  • CONTRIBUTIONS TO THE GLOBAL FUND, UNITAID, AND UNAIDS INCREASED, BUT NOT ENOUGH TO OFFSET BILATERAL DECLINES. Contributions to multilateral organizations totaled US$2.1 billion in 2019 (after adjusting for an HIV share to account for the fact that the Global Fund and UNITAID address other diseases), an increase of more than US$100 million, compared to US$2.0 billion in 2018. These increases, however, were not enough to offset bilateral declines. Funding provided to the Global Fund was $1.8 billion in 2019, $99 million to UNITAID, and $178 million to UNAIDS. Eight donors, including the U.S., increased their multilateral contributions (Australia, Germany, Ireland, Italy, Japan, the Netherlands, the U.K., and the U.S.), while five decreased (Canada, France, Norway, Sweden, and the European Commission), and one remained flat (Denmark). These trends were nearly identical after adjusting for inflation and exchange rate fluctuations, except for France, Norway, and Sweden, which provided essentially funding similar to the previous year in currency of origin. 2

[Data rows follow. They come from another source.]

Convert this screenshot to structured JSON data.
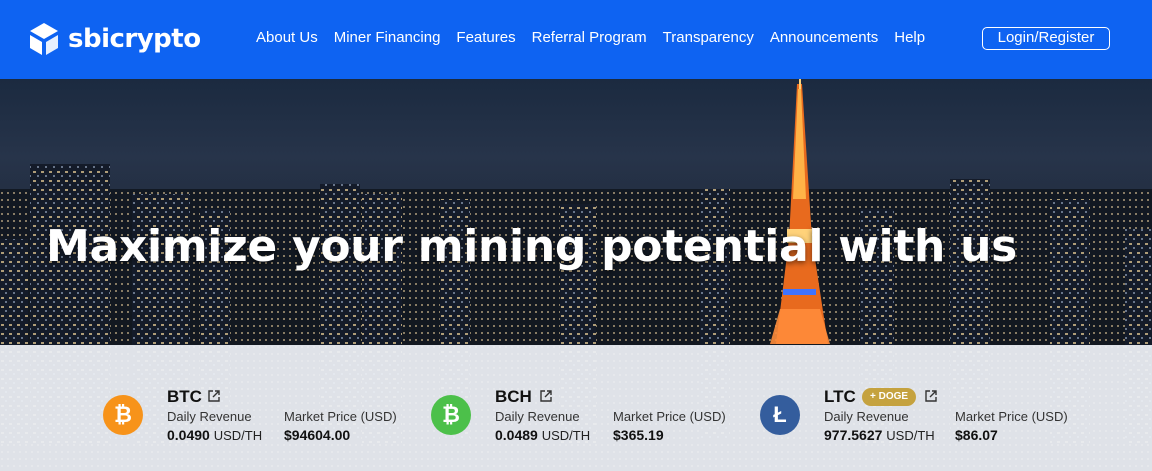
{
  "brand": {
    "name": "sbicrypto"
  },
  "nav": {
    "items": [
      "About Us",
      "Miner Financing",
      "Features",
      "Referral Program",
      "Transparency",
      "Announcements",
      "Help"
    ],
    "login_label": "Login/Register"
  },
  "hero": {
    "headline": "Maximize your mining potential with us"
  },
  "coins": [
    {
      "symbol": "BTC",
      "icon_char": "₿",
      "color": "#f7931a",
      "badge": "",
      "revenue_label": "Daily Revenue",
      "revenue_value": "0.0490",
      "revenue_unit": "USD/TH",
      "price_label": "Market Price (USD)",
      "price_value": "$94604.00"
    },
    {
      "symbol": "BCH",
      "icon_char": "₿",
      "color": "#4cc04a",
      "badge": "",
      "revenue_label": "Daily Revenue",
      "revenue_value": "0.0489",
      "revenue_unit": "USD/TH",
      "price_label": "Market Price (USD)",
      "price_value": "$365.19"
    },
    {
      "symbol": "LTC",
      "icon_char": "Ł",
      "color": "#345d9d",
      "badge": "+ DOGE",
      "revenue_label": "Daily Revenue",
      "revenue_value": "977.5627",
      "revenue_unit": "USD/TH",
      "price_label": "Market Price (USD)",
      "price_value": "$86.07"
    }
  ],
  "colors": {
    "nav_bg": "#0e63f2",
    "btc": "#f7931a",
    "bch": "#4cc04a",
    "ltc": "#345d9d",
    "doge_badge": "#c5a23f"
  },
  "icons": [
    "sbicrypto-logo-icon",
    "external-link-icon",
    "bitcoin-icon",
    "bitcoin-cash-icon",
    "litecoin-icon"
  ]
}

  • DESPITE DECLINES, AND EVEN AFTER ADJUSTING FOR THE SIZE OF ITS ECONOMY, THE U.S. CONTINUES TO BE THE LARGEST DONOR TO HIV. In 2019, the U.S. disbursed US$5.7 billion, followed by the U.K. (US$646 million), France (US$287 million), the Netherlands (US$213 million), and Germany (US$180 million). The U.S. also ranked first when standardized by the size of its economy, followed by the Netherlands, the U.K., and Sweden.

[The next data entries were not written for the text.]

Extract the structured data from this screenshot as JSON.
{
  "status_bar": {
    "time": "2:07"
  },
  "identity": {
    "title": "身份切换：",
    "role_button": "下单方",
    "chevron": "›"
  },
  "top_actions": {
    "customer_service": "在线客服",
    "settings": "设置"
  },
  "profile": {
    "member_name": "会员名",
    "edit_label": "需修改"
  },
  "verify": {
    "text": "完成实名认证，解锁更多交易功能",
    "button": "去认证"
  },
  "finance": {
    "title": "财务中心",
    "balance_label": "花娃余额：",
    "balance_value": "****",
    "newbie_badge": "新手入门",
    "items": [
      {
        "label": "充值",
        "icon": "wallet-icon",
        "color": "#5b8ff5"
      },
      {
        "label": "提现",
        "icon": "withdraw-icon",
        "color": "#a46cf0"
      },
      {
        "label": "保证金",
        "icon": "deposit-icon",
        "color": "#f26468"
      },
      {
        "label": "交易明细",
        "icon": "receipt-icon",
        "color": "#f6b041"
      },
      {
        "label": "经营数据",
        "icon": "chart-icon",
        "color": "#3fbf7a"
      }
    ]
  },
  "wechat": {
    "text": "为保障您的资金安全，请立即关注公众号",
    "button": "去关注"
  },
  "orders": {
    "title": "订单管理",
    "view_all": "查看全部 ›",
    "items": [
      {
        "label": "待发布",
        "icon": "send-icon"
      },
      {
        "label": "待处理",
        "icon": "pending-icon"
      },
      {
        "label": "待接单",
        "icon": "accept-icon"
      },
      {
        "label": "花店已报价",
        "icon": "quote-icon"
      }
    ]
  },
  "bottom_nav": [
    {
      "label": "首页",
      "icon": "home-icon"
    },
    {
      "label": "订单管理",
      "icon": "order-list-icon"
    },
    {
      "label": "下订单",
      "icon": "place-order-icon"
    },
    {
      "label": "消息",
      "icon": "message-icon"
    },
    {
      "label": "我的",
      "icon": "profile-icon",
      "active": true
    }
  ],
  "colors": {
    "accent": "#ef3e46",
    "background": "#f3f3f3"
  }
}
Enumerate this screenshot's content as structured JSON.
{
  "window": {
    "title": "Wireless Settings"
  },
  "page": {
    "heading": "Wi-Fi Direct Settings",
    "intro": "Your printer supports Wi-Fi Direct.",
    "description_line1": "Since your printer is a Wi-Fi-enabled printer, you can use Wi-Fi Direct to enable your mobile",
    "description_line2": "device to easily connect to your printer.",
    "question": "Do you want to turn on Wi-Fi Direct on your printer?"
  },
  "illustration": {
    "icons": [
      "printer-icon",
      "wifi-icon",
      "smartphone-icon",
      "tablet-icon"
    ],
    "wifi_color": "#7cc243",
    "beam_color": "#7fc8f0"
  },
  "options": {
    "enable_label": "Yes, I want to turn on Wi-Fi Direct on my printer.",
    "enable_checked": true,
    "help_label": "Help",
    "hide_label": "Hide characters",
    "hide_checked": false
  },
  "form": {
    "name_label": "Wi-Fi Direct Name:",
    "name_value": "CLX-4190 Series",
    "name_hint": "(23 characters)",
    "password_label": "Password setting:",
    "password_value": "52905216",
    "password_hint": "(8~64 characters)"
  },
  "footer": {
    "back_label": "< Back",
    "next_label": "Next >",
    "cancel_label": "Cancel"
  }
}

  • FUNDING FROM DONOR GOVERNMENTS FOR HIV IN 2019 WAS ESSENTIALLY THE SAME AS A DECADE AGO, DESPITE A 25% INCREASE IN THE NUMBER OF PEOPLE LIVING WITH HIV IN LOW- AND MIDDLE-INCOME COUNTRIES. After a steep rise in donor government funding for HIV between 2002, the start of new global HIV initiatives, and 2008, the onset of the global financial crisis, funding plateaued and has since fluctuated over much of the last decade. Moreover, without funding from the U.S., funding for HIV from other donor governments would have declined by more than $1 billion since 2010, attributable almost entirely to their decreased bilateral support for HIV. While they have increased their contributions to the Global Fund, these have not offset declines.
  • FUTURE FUNDING FROM DONOR GOVERNMENTS FOR HIV IS UNCERTAIN, PARTICULARLY IN LIGHT OF THE ONGOING IMPACTS OF COVID-19. While donors pledged significant support for the Global Fund during its recent three-year replenishment conference, U.S. Congressional appropriations have been essentially flat and the PEPFAR funding pipeline has diminished. In addition, bilateral funding from all other donors continues to decline. Moreover, the impact of the COVID-19 pandemic and the resulting economic crisis, which began in 2020, on the HIV response has yet to be fully realized but will likely put significant pressures on existing budgets as donors struggle to address the crisis within their own borders.
Overview Report